**DATASET EXCERPTS:**

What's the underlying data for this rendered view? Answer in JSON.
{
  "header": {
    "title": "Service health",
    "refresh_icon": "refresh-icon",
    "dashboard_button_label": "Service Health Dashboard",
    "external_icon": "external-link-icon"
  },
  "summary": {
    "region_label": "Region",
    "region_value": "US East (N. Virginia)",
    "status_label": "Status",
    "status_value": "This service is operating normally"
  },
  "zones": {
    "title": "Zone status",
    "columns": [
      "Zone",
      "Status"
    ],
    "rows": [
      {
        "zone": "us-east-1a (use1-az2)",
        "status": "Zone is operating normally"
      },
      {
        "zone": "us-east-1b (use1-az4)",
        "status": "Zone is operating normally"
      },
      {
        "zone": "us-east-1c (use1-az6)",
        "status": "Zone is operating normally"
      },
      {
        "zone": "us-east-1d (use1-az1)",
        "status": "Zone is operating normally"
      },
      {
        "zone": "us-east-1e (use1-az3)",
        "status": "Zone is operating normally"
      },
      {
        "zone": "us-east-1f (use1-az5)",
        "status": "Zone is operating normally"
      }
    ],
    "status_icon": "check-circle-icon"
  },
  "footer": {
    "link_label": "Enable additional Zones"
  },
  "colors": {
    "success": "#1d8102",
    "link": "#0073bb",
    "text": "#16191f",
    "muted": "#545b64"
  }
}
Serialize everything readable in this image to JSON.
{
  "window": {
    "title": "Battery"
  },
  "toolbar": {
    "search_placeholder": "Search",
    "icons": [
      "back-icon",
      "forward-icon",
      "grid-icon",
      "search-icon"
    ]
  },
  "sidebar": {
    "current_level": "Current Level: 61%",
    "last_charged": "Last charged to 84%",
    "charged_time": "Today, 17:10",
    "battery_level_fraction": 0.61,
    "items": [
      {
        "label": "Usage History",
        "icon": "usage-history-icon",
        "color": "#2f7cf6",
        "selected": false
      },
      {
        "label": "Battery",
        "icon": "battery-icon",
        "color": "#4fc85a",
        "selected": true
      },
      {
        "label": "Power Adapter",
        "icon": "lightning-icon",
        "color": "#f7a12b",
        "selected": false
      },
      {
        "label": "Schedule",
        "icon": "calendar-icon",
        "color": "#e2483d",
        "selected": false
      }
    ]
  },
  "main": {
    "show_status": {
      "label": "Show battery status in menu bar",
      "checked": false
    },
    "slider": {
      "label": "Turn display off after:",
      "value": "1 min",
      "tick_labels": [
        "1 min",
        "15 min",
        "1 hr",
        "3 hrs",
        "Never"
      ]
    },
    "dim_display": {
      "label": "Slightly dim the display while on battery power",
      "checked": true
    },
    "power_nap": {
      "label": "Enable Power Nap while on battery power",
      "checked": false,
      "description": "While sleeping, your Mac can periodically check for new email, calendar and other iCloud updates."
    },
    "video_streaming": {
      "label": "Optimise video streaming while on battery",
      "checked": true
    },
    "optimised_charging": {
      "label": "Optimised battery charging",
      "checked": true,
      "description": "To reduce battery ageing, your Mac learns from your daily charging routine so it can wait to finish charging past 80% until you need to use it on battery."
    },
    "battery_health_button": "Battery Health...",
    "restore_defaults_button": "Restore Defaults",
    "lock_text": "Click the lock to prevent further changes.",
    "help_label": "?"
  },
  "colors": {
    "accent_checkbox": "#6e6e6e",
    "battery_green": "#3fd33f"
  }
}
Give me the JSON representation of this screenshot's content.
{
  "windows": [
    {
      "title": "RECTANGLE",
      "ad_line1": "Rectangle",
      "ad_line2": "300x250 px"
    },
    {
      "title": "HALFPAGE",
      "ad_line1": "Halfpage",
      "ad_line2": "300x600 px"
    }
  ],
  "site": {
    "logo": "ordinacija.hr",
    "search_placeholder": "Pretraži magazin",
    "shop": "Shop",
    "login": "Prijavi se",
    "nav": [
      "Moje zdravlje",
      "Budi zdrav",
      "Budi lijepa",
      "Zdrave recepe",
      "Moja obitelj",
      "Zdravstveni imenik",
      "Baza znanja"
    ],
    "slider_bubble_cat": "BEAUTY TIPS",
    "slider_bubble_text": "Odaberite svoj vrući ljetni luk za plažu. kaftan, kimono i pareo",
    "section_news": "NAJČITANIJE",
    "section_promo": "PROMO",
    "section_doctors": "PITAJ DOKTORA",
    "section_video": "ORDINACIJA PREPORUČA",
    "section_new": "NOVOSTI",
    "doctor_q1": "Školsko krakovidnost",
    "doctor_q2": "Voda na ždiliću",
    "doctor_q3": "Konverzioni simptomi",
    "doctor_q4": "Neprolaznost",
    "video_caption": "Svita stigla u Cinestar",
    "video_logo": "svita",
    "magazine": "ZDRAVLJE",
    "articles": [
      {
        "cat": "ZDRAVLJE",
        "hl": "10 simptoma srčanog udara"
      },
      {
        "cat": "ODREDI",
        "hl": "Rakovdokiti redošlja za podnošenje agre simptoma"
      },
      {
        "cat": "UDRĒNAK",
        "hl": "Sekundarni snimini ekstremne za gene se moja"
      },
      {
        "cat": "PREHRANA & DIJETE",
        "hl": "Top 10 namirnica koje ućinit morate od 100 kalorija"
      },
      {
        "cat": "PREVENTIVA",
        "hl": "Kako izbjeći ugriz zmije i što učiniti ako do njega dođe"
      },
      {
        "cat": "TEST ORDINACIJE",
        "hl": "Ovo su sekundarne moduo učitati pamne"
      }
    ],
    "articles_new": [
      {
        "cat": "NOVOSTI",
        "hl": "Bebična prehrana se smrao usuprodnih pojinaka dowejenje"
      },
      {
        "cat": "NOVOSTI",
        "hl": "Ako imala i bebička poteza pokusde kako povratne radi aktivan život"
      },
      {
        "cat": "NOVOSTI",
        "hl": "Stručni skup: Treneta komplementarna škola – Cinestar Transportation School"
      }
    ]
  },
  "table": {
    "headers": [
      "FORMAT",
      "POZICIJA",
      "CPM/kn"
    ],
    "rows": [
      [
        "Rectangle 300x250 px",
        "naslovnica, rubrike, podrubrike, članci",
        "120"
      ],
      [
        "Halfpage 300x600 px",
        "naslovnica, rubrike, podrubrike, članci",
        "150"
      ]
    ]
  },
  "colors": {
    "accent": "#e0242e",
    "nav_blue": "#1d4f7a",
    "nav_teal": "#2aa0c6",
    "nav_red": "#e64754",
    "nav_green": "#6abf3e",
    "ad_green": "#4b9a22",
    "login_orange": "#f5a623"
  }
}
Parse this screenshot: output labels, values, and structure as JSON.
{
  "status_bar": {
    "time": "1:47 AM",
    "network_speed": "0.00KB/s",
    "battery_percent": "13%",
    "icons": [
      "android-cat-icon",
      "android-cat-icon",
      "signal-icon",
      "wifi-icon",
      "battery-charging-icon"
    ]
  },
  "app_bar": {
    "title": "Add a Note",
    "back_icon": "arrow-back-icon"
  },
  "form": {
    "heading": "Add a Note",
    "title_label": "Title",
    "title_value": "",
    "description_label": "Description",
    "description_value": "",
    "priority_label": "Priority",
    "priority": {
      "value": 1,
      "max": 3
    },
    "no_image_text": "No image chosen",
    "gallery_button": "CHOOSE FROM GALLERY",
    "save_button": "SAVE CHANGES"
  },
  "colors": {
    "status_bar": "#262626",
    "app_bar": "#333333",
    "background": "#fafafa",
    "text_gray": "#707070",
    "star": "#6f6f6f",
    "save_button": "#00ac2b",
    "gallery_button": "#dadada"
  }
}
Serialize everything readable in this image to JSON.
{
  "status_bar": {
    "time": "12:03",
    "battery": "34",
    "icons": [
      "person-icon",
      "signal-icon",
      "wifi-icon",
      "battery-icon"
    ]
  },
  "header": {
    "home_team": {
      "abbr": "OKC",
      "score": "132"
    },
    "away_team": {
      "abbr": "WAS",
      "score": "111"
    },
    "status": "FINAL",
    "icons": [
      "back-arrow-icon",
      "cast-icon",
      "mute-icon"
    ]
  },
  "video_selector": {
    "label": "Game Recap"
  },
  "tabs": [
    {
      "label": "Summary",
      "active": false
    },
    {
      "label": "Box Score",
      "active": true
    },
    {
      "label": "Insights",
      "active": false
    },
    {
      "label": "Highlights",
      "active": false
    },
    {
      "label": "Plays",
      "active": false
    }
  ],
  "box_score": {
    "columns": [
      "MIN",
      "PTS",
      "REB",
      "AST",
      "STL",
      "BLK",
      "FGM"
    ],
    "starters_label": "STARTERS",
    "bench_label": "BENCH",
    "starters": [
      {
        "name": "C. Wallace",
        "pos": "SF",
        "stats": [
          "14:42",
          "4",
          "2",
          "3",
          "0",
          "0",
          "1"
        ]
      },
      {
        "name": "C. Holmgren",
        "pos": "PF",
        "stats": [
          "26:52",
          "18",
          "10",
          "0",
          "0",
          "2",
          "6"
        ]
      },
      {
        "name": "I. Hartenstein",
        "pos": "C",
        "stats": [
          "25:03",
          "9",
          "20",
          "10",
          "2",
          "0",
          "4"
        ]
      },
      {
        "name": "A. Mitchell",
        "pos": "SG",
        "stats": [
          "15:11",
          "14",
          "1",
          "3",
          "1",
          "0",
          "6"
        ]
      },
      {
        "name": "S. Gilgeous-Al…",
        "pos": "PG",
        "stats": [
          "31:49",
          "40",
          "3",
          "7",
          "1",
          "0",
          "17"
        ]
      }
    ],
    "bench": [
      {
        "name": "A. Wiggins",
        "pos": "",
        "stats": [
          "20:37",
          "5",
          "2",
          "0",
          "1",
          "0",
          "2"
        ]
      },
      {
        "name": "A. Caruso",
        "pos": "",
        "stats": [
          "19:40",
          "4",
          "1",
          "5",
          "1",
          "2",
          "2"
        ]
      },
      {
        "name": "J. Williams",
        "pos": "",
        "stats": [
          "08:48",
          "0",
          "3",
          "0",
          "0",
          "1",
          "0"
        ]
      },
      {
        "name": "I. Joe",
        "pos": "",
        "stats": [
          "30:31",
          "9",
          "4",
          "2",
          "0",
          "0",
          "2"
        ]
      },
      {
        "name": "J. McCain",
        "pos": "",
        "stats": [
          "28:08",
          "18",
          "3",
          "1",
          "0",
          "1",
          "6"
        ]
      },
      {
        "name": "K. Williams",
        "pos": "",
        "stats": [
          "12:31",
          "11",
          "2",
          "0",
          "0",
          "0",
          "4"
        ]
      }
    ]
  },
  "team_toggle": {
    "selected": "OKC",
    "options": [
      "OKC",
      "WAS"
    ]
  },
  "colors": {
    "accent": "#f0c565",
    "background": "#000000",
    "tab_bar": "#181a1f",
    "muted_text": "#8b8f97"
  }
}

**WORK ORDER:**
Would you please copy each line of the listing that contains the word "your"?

**SOLVED EXERCISE:**
      "description": "While sleeping, your Mac can periodically check for new email, calendar and other iCloud updates."
      "description": "To reduce battery ageing, your Mac learns from your daily charging routine so it can wait to finish charging past 80% until you need to use it on battery."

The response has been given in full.